Since you pack all the comforts of home in your motorhome, you might as well include your pet. Traveling with your pet can be a rewarding experience. Whether it’s a weekend jaunt or a cross-country trek, with a little planning, your furry friend will enjoy spending time with you on the road. And that makes the whole adventure much more fun.
For more information about pet recovery chips and pet insurance, contact the sources listed below.
Companion Animal Recovery
PetCare Pet Insurance Programs

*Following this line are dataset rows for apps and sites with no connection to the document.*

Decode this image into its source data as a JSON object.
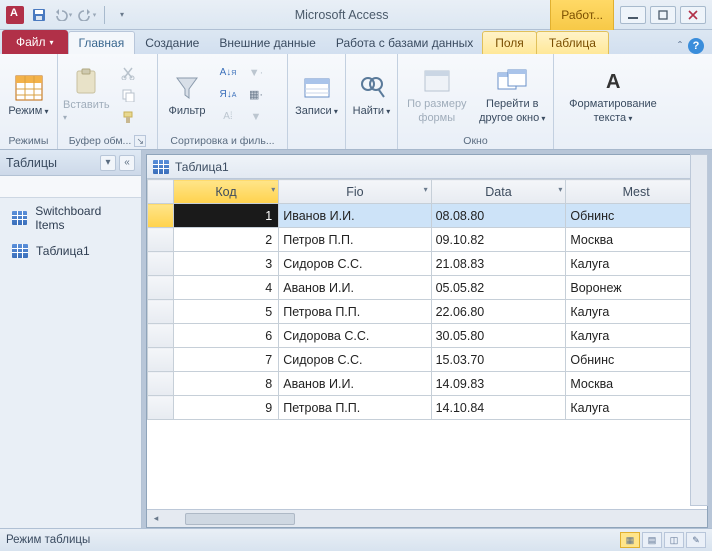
{
  "title": "Microsoft Access",
  "context_tab": "Работ...",
  "file_tab": "Файл",
  "tabs": [
    "Главная",
    "Создание",
    "Внешние данные",
    "Работа с базами данных"
  ],
  "active_tab": 0,
  "context_sub_tabs": [
    "Поля",
    "Таблица"
  ],
  "ribbon": {
    "view": {
      "label": "Режим",
      "group": "Режимы"
    },
    "paste": {
      "label": "Вставить",
      "group": "Буфер обм..."
    },
    "filter": {
      "label": "Фильтр",
      "group": "Сортировка и филь..."
    },
    "records": {
      "label": "Записи"
    },
    "find": {
      "label": "Найти"
    },
    "sizeform": {
      "label1": "По размеру",
      "label2": "формы"
    },
    "switchwin": {
      "label1": "Перейти в",
      "label2": "другое окно"
    },
    "window_group": "Окно",
    "format": {
      "label1": "Форматирование",
      "label2": "текста",
      "group": ""
    }
  },
  "nav": {
    "header": "Таблицы",
    "items": [
      "Switchboard Items",
      "Таблица1"
    ]
  },
  "datasheet": {
    "title": "Таблица1",
    "columns": [
      "Код",
      "Fio",
      "Data",
      "Mest"
    ],
    "selected_col": 0,
    "selected_row": 0,
    "rows": [
      {
        "id": 1,
        "fio": "Иванов И.И.",
        "data": "08.08.80",
        "mesto": "Обнинс"
      },
      {
        "id": 2,
        "fio": "Петров П.П.",
        "data": "09.10.82",
        "mesto": "Москва"
      },
      {
        "id": 3,
        "fio": "Сидоров С.С.",
        "data": "21.08.83",
        "mesto": "Калуга"
      },
      {
        "id": 4,
        "fio": "Аванов И.И.",
        "data": "05.05.82",
        "mesto": "Воронеж"
      },
      {
        "id": 5,
        "fio": "Петрова П.П.",
        "data": "22.06.80",
        "mesto": "Калуга"
      },
      {
        "id": 6,
        "fio": "Сидорова С.С.",
        "data": "30.05.80",
        "mesto": "Калуга"
      },
      {
        "id": 7,
        "fio": "Сидоров С.С.",
        "data": "15.03.70",
        "mesto": "Обнинс"
      },
      {
        "id": 8,
        "fio": "Аванов И.И.",
        "data": "14.09.83",
        "mesto": "Москва"
      },
      {
        "id": 9,
        "fio": "Петрова П.П.",
        "data": "14.10.84",
        "mesto": "Калуга"
      }
    ]
  },
  "status": "Режим таблицы"
}
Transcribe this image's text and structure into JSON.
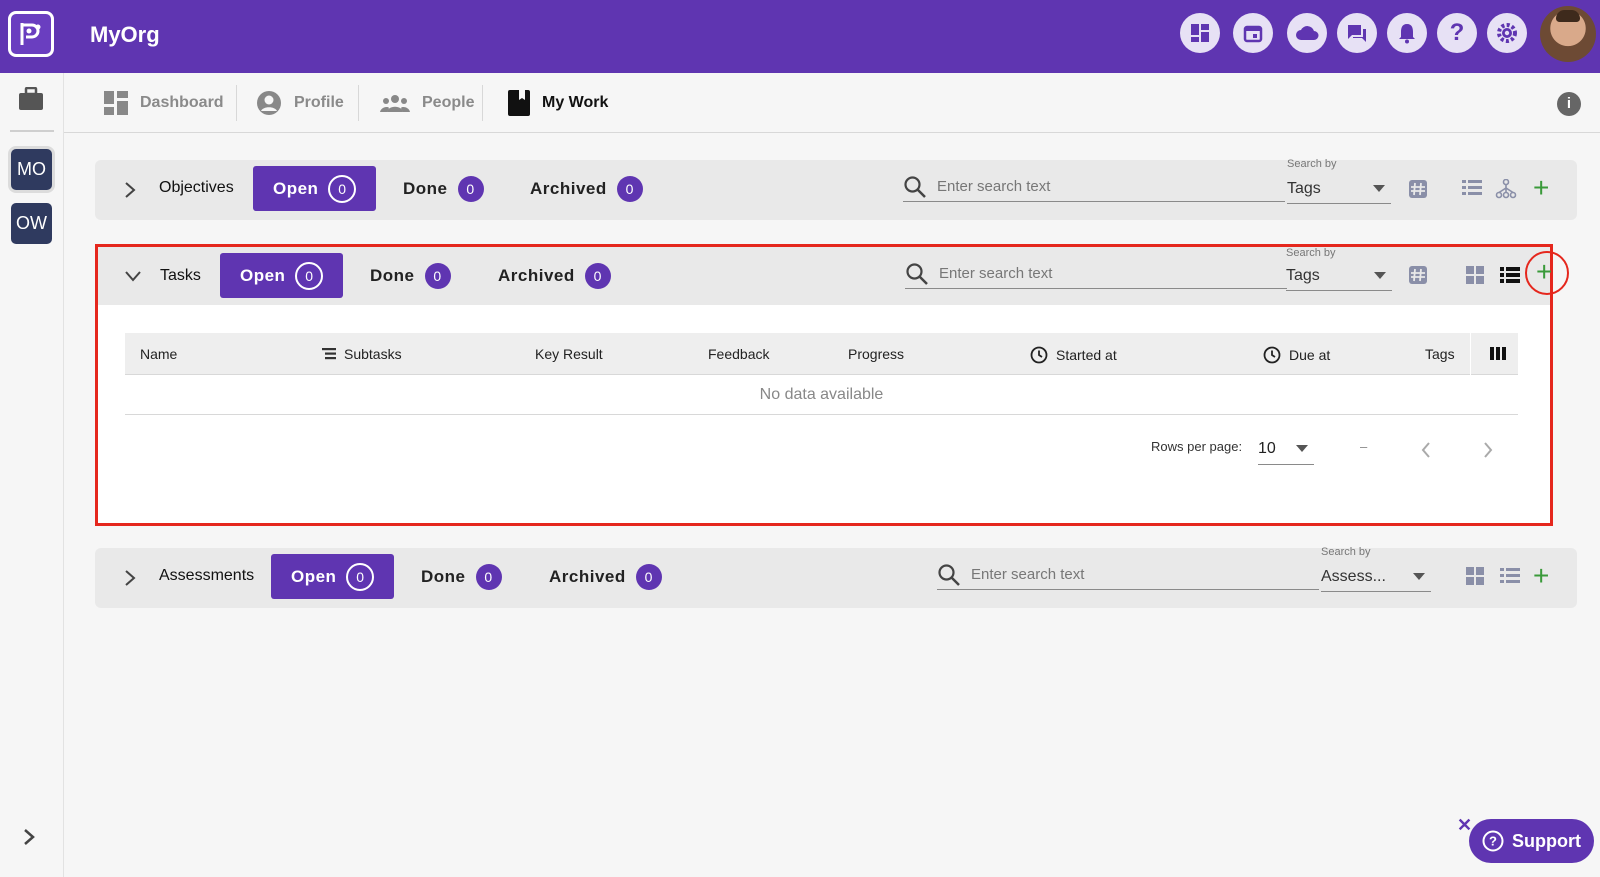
{
  "app": {
    "title": "MyOrg"
  },
  "topbar": {
    "icons": [
      "dashboard-icon",
      "calendar-icon",
      "cloud-icon",
      "chat-icon",
      "bell-icon",
      "help-icon",
      "settings-icon"
    ]
  },
  "rail": {
    "orgs": [
      {
        "label": "MO",
        "active": true
      },
      {
        "label": "OW",
        "active": false
      }
    ]
  },
  "nav": {
    "items": [
      {
        "label": "Dashboard",
        "icon": "grid-icon"
      },
      {
        "label": "Profile",
        "icon": "account-icon"
      },
      {
        "label": "People",
        "icon": "people-icon"
      },
      {
        "label": "My Work",
        "icon": "notebook-icon",
        "active": true
      }
    ]
  },
  "objectives": {
    "title": "Objectives",
    "tabs": [
      {
        "label": "Open",
        "count": "0"
      },
      {
        "label": "Done",
        "count": "0"
      },
      {
        "label": "Archived",
        "count": "0"
      }
    ],
    "search_placeholder": "Enter search text",
    "search_by_label": "Search by",
    "search_by_value": "Tags"
  },
  "tasks": {
    "title": "Tasks",
    "tabs": [
      {
        "label": "Open",
        "count": "0"
      },
      {
        "label": "Done",
        "count": "0"
      },
      {
        "label": "Archived",
        "count": "0"
      }
    ],
    "search_placeholder": "Enter search text",
    "search_by_label": "Search by",
    "search_by_value": "Tags",
    "columns": [
      "Name",
      "Subtasks",
      "Key Result",
      "Feedback",
      "Progress",
      "Started at",
      "Due at",
      "Tags"
    ],
    "empty_text": "No data available",
    "rows_per_page_label": "Rows per page:",
    "rows_per_page": "10",
    "page_range": "–"
  },
  "assessments": {
    "title": "Assessments",
    "tabs": [
      {
        "label": "Open",
        "count": "0"
      },
      {
        "label": "Done",
        "count": "0"
      },
      {
        "label": "Archived",
        "count": "0"
      }
    ],
    "search_placeholder": "Enter search text",
    "search_by_label": "Search by",
    "search_by_value": "Assess..."
  },
  "support": {
    "label": "Support",
    "close": "✕"
  },
  "colors": {
    "brand": "#5f35b1",
    "add": "#3a9a3a",
    "highlight": "#e5271d"
  }
}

This company offers four plans for dogs and five plans for cats. The plans pay 100 percent of claims, minus the $50 deductible per incident. Policies are underwritten by Lincoln General Insurance Company.
Premier Pet Insurance
This company offers three plans. The plans pay 80 percent of claims, with a $100 annual deductible. Each policy has a per-incident limit and an annual limit. Policies are underwritten by Clarendon National Insurance Company.
Veterinary Pet Insurance
This company offers two plans. Each has a $50 deductible per incident and pays 90 percent of claims per the benefit schedule allowance. The plans have per-incident allowances and annual maximums. Policies are underwritten by Veterinary Pet Insurance Company.
Doggone Traveling News
Motorhomers who never leave home without their canine companion can discover dog-friendly places to visit and fun things to do with their pet in the “DogGone Newsletter.” Published by Robyn Peters, the bimonthly newsletter is about fun places to go and cool things to do with your dog.
Although the newsletter is not specifically for RV travelers, it does offer information about beaches, parks, and facilities that welcome dogs, as well as activities that both the dog and its owner can enjoy together. Each issue includes feature articles written by other dog lovers detailing their travels, as well as regular columns such as Travel Pointers, Readers’ Adventures, Road Trip, Surfer Dog’s Products For Pooches and Cool Internet Finds, and Nose For News.
The 16-page newsletter is available by subscription only. Send a check or money order for $25 (U.S.), $38 (Canadian), or $48 (all other foreign) to DogGone Newsletter, P.O. Box 19498, Boulder, CO 80308-2498. Subscriptions also can be ordered using a Visa or MasterCard by calling (888) 364-8728 or (303) 449-2527, or visiting www.doggonefun.com. Back issues are available for $5 per issue.